Just to give you an idea how the performance improvements with this little fix, I will use as an example the Maven Alfresco All-In-One Archetype, which allows to develop and run an Alfresco Repository, Share, Solr and an AMP in the same Maven multi-module project. The SDK currently does NOT use plexus-archiver 2.3 (there is an issue for it), so it’s extremely (and unnecessary) slow in the Alfresco and Share overlays.

After I created the project from the archetype as per docs, here’s the output of a simple

mindthemac:alfresco-parent mindthegab$ mvn clean install -DskipTests
...
[INFO] Reactor Summary:
[INFO]
[INFO] Quickstart of Alfresco and Share with DB and runner embedded  SUCCESS [0.978s]
[INFO] Alfresco AMP Module ............................... SUCCESS [11.271s]
[INFO] Alfresco Repository and Explorer Client ........... SUCCESS [4:10.599s]
[INFO] Alfresco Apache Solr customization ................ SUCCESS [6.504s]
[INFO] Alfresco Share Client ............................. SUCCESS [4:08.038s]
[INFO] Alfresco and Share Runner ......................... SUCCESS [0.045s]
[INFO] ------------------------------------------------------------------------
[INFO] BUILD SUCCESS
[INFO] ------------------------------------------------------------------------
[INFO] Total time: 8:41.062s
[INFO] Finished at: Thu Jun 20 14:54:35 CEST 2013
[INFO] Final Memory: 38M/782M
[INFO] ------------------------------------------------------------------------

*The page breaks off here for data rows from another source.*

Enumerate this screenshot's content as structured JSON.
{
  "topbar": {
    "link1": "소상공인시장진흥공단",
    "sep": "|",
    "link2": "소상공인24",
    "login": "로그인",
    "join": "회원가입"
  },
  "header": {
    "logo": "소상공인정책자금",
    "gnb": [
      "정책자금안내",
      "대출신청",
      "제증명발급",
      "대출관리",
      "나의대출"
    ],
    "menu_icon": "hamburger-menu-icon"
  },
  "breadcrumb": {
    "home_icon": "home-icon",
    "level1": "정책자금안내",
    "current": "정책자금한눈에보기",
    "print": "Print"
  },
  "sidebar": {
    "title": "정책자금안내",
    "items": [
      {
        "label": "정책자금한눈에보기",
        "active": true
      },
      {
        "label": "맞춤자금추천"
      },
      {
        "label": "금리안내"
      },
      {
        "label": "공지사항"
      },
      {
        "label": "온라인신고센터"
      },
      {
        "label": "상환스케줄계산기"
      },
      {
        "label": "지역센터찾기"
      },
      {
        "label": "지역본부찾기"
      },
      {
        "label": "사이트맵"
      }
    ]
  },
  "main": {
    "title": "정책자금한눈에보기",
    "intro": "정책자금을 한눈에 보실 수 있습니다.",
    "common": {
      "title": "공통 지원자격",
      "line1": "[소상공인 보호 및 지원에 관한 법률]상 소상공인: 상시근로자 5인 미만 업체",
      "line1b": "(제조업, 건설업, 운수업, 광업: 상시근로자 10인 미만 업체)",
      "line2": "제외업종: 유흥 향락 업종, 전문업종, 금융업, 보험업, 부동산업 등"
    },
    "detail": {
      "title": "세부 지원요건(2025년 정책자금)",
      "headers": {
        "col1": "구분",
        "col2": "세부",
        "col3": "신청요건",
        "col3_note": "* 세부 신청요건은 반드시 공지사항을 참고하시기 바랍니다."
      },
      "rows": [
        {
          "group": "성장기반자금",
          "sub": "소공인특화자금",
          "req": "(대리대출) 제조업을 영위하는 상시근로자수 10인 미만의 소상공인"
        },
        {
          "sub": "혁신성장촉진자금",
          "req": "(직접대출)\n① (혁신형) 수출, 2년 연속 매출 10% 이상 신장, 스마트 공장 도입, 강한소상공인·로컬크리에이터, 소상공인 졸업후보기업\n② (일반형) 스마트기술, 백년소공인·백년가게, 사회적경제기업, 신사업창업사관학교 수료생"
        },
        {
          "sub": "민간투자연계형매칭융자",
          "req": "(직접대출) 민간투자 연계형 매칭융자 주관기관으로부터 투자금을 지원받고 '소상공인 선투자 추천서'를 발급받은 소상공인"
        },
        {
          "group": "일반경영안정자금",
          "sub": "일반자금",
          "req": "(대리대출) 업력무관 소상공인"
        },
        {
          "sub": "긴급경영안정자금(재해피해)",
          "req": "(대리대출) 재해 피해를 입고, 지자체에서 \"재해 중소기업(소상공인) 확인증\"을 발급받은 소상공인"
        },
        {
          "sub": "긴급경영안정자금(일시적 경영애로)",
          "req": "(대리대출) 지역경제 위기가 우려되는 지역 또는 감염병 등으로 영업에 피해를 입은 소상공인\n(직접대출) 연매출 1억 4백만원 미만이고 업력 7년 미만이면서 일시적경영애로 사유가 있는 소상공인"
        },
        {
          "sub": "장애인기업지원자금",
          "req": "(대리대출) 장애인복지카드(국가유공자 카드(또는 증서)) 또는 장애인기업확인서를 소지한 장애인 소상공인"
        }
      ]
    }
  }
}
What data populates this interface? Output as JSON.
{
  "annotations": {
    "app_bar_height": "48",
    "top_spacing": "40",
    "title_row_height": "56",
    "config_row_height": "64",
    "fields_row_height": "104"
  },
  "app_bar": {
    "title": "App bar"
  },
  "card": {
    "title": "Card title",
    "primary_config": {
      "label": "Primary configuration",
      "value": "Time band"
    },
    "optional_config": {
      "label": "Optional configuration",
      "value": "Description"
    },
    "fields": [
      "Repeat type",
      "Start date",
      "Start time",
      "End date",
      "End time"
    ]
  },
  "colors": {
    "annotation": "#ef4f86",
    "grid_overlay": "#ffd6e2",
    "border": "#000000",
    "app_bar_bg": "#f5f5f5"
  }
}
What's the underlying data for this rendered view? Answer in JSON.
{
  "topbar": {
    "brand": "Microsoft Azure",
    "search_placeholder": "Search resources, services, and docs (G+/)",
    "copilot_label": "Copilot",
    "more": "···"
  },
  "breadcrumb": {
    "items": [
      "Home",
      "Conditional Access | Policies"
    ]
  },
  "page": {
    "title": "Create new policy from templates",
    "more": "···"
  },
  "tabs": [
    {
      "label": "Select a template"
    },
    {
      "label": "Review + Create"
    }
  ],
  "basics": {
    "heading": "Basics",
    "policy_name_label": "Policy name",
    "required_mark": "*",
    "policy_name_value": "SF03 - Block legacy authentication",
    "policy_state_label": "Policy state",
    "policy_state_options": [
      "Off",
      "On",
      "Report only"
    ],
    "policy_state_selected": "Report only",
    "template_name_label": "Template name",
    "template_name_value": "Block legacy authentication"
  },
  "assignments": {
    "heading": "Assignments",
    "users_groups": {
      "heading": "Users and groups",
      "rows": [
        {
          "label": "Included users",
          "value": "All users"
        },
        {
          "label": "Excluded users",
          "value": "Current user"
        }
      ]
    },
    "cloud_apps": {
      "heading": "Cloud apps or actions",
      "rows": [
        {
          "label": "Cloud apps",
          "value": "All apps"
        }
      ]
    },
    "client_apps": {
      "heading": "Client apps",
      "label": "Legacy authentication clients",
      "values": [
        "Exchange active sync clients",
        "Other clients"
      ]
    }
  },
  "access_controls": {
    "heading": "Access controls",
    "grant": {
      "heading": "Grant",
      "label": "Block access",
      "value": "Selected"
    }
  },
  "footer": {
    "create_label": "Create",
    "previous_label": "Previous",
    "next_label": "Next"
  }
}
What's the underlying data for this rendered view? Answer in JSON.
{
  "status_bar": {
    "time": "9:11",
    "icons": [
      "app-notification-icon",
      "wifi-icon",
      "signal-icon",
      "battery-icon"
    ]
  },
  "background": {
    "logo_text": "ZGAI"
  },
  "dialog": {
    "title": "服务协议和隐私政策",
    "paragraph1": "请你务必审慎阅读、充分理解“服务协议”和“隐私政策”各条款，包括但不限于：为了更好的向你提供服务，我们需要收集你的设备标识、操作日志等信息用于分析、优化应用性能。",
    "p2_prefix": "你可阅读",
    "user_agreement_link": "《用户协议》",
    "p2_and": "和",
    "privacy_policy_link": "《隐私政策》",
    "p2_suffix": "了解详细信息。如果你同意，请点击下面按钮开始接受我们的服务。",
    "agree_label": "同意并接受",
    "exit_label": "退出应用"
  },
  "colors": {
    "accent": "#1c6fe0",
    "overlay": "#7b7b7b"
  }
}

What? 8m41s total build time? 4 minutes for each WAR? On my very decent Mac 8GB RAM+SSD?

Such a slow cycle is just going to kill the Maven Alfresco Community, to be a little dramatic 🙂

And now, get ready for the wow…after applying the little plexus-archiver fix above (in the parent POM <plugins> or <pluginManagement> sections) this is the amazingly improved performance of the vary same build:

mindthemac:alfresco-parent mindthegab$ mvn clean install -DskipTests
...
[INFO] ------------------------------------------------------------------------
[INFO] Reactor Summary:
[INFO]
[INFO] Quickstart of Alfresco and Share with DB and runner embedded  SUCCESS [0.848s]
[INFO] Alfresco AMP Module ............................... SUCCESS [5.630s]
[INFO] Alfresco Repository and Explorer Client ........... SUCCESS [35.372s]
[INFO] Alfresco Apache Solr customization ................ SUCCESS [5.054s]
[INFO] Alfresco Share Client ............................. SUCCESS [23.945s]
[INFO] Alfresco and Share Runner ......................... SUCCESS [0.019s]
[INFO] ------------------------------------------------------------------------
[INFO] BUILD SUCCESS
[INFO] ------------------------------------------------------------------------
[INFO] Total time: 1:13.143s
[INFO] Finished at: Thu Jun 20 15:56:43 CEST 2013
[INFO] Final Memory: 44M/496M
[INFO] ------------------------------------------------------------------------

WOW!!!  Only 1m13 total build time…a neat 85.96% build speed up 🙂

I think it’s really worth making sure this trick is known as it’s going to be a life saver to the Maven Alfresco SDK and I’m also using it to speed up our internal Alfresco Maven builds.

Hope you find this useful, to the next tip of this newly born Maven post series!

Embrace change. Out of the comfort zone. Panta rhei. Agile life.

In life like in software, changes should not be feared but just embraced, as a potential opportunity for improvement and a way to augment your personal cultural level, learn new things and generally train your brain to be flexible and responsive to new conditions.

This might sound obvious to all of you, but there are many more aspects of our lives (or at least mine) which, instead of driving me to change and constant improvement of my and other selfs, would be much better off if we were “constantly” stable and predictable.

Think about it, our governments would love to have all of us adhere to perfect statistics, being as controllable and predictable as a mass.  Same goes for a discreetly successful love relationship. Our minds, or at least them, once in a comfort zone, tend to naturally relax and search for common solutions to problems already solved. Even our parents, in many cases, would love for us to do the most conservative choice possible for our lie, i.e. stick with what they know and with what they thinks it’s safe for you, in many cases ignoring the world is “actually” changing.

Read more Embrace change. Out of the comfort zone. Panta rhei. Agile life.